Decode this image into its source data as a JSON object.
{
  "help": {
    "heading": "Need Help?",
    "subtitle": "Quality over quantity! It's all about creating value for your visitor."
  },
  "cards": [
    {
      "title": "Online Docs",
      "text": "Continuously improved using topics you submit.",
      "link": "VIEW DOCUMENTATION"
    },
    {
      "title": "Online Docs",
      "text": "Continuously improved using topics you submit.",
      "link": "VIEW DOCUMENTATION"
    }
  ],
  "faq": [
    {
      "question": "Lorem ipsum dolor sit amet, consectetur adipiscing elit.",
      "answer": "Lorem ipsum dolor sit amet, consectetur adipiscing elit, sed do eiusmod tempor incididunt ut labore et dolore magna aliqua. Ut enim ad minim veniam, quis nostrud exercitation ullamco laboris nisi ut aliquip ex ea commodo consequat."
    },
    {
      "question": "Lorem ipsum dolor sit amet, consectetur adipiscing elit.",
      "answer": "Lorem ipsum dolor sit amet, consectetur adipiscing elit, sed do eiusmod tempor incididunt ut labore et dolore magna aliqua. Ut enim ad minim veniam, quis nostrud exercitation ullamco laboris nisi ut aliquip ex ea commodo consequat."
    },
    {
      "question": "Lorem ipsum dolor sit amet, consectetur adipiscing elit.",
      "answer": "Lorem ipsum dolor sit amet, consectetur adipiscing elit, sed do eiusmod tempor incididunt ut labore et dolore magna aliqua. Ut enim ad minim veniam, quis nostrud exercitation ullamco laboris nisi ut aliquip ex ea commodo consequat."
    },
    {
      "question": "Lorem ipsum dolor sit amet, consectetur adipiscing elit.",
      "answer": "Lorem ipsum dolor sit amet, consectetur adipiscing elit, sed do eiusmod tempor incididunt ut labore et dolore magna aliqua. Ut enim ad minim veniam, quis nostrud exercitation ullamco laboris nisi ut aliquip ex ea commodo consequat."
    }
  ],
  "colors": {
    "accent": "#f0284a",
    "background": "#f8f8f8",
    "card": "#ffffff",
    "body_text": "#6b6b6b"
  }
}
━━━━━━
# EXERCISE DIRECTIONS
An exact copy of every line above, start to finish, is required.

# PROBLEM SOLUTION
Decode this image into its source data as a JSON object.
{
  "help": {
    "heading": "Need Help?",
    "subtitle": "Quality over quantity! It's all about creating value for your visitor."
  },
  "cards": [
    {
      "title": "Online Docs",
      "text": "Continuously improved using topics you submit.",
      "link": "VIEW DOCUMENTATION"
    },
    {
      "title": "Online Docs",
      "text": "Continuously improved using topics you submit.",
      "link": "VIEW DOCUMENTATION"
    }
  ],
  "faq": [
    {
      "question": "Lorem ipsum dolor sit amet, consectetur adipiscing elit.",
      "answer": "Lorem ipsum dolor sit amet, consectetur adipiscing elit, sed do eiusmod tempor incididunt ut labore et dolore magna aliqua. Ut enim ad minim veniam, quis nostrud exercitation ullamco laboris nisi ut aliquip ex ea commodo consequat."
    },
    {
      "question": "Lorem ipsum dolor sit amet, consectetur adipiscing elit.",
      "answer": "Lorem ipsum dolor sit amet, consectetur adipiscing elit, sed do eiusmod tempor incididunt ut labore et dolore magna aliqua. Ut enim ad minim veniam, quis nostrud exercitation ullamco laboris nisi ut aliquip ex ea commodo consequat."
    },
    {
      "question": "Lorem ipsum dolor sit amet, consectetur adipiscing elit.",
      "answer": "Lorem ipsum dolor sit amet, consectetur adipiscing elit, sed do eiusmod tempor incididunt ut labore et dolore magna aliqua. Ut enim ad minim veniam, quis nostrud exercitation ullamco laboris nisi ut aliquip ex ea commodo consequat."
    },
    {
      "question": "Lorem ipsum dolor sit amet, consectetur adipiscing elit.",
      "answer": "Lorem ipsum dolor sit amet, consectetur adipiscing elit, sed do eiusmod tempor incididunt ut labore et dolore magna aliqua. Ut enim ad minim veniam, quis nostrud exercitation ullamco laboris nisi ut aliquip ex ea commodo consequat."
    }
  ],
  "colors": {
    "accent": "#f0284a",
    "background": "#f8f8f8",
    "card": "#ffffff",
    "body_text": "#6b6b6b"
  }
}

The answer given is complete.